Daniel Miller
July 22, 2014

Just last year enthusiasm was ballooning for aviation manufacturer Boeing (NYSE: BA) which sent its share price soaring 80% higher, even becoming the best performing Dow component during 2013. Boeing's share price continued to soar despite many headlines highlighting the problems caused by Boeing's 787 Dreamliner -- whether it was traveling folks dealing with grounded airplanes or the investing community dealing with production delays and budget overruns.

After an incredible run in 2013, though, Boeing's share price has been reluctant to move higher this year. Will the company's second quarter earnings, due out on Wednesday, be enough to revive Boeing in 2014?

What are the expectations
Let's get the dreary Wall Street estimates out of the way, before taking a look at some key factors for Boeing's second quarter.

According to Yahoo Finance, the average analyst estimate for Boeing's Q2 earnings-per-share is $2.01, which is a 20% hike compared to last year's second quarter. Revenue is expected to reach $22.36 billion, which would be a meager 2.5% gain, compared to last year's second quarter.

Beyond these short-term figures, there are more valuable factors for investors that are interested in Boeing's long-term investing thesis.

Pension liability
One of the biggest concerns with Boeing is its large pension liability, something many large industrial companies are battling.

Chart by author. Information Source: Boeing's SEC filings.

Boeing was able to knock its pension liability down significantly last year, however, it's still a huge and very costly obligation. Consider that in the most recent quarter Boeing's pension expense was slightly more than $1 billion. To help put that in context, that $1 billion pension expense is roughly twice the amount that Boeing's dividend cost in the same quarter. 

For the full year 2014, Boeing is projecting that its pension expense will check in around $3.2 billion. Put another way, that's the same amount that management plans to spend on research & development this year, and just slightly more than its capital expenditures which are expected to be roughly $2.5 billion.

Investors will cheer the day that Boeing's pension fund is fully funded, or fully de-risked, so that its cash flow can be used for shareholder friendly events, such as a larger dividend or share repurchase program. Until that happens, investors would be wise to keep an eye on Boeing's quarterly pension contributions and expenses. 

One other factor investors should be paying close attention to will be additional insight to Boeing's accelerated production.

787 Dreamliner in final assembly. Source: Boeing

Production hiccups?
Boeing delivered 161 commercial aircraft in the first quarter, and according to the company's website it has delivered 181 in the second quarter for a total of 342 commercial aircraft.
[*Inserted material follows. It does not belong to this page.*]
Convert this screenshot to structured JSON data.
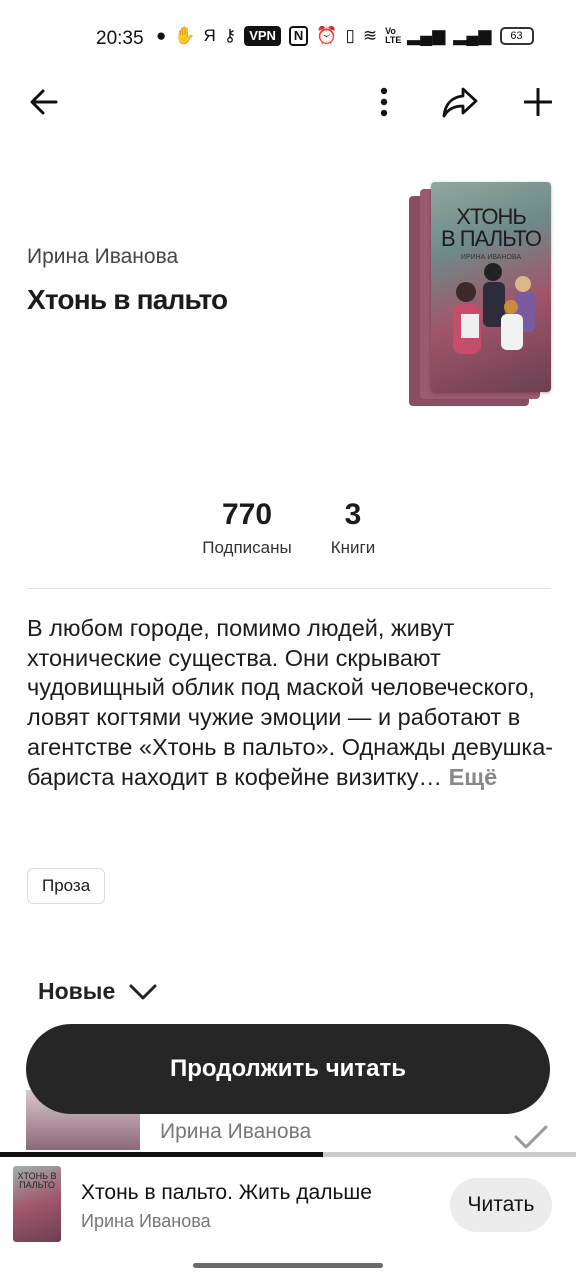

Despite the increase, from the first quarter, rumors have spread that Boeing has had trouble keeping its 787 Dreamliner production pace at 10 aircraft per month which could hinder the company's ability to reach its guidance of 715-725 commercial aircraft deliveries this year.

Boeing's focus to accelerate production across its commercial aircraft lineup is critical if the company is to convert its massive backlog of commercial orders, valued at $374 billion